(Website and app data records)

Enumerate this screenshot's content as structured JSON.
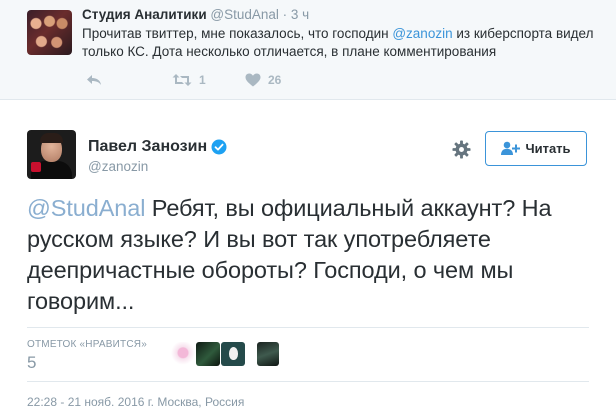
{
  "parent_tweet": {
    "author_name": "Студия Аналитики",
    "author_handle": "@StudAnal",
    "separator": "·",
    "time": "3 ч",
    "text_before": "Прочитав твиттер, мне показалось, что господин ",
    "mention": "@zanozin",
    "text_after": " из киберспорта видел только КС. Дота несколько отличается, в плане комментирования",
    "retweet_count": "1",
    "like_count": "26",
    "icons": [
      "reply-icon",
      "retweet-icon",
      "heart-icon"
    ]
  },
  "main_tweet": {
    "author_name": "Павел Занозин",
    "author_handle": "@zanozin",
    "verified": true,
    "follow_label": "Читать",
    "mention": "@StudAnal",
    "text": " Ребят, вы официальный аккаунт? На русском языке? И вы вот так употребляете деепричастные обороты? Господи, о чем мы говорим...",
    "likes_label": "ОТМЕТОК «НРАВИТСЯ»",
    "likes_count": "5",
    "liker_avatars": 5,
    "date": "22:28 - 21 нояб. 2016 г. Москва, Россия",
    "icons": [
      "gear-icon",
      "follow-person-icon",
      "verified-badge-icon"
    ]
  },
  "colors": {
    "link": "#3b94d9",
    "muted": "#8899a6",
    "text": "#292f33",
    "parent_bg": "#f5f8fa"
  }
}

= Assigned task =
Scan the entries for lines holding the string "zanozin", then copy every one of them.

= Result for this task =
    "mention": "@zanozin",
    "author_handle": "@zanozin",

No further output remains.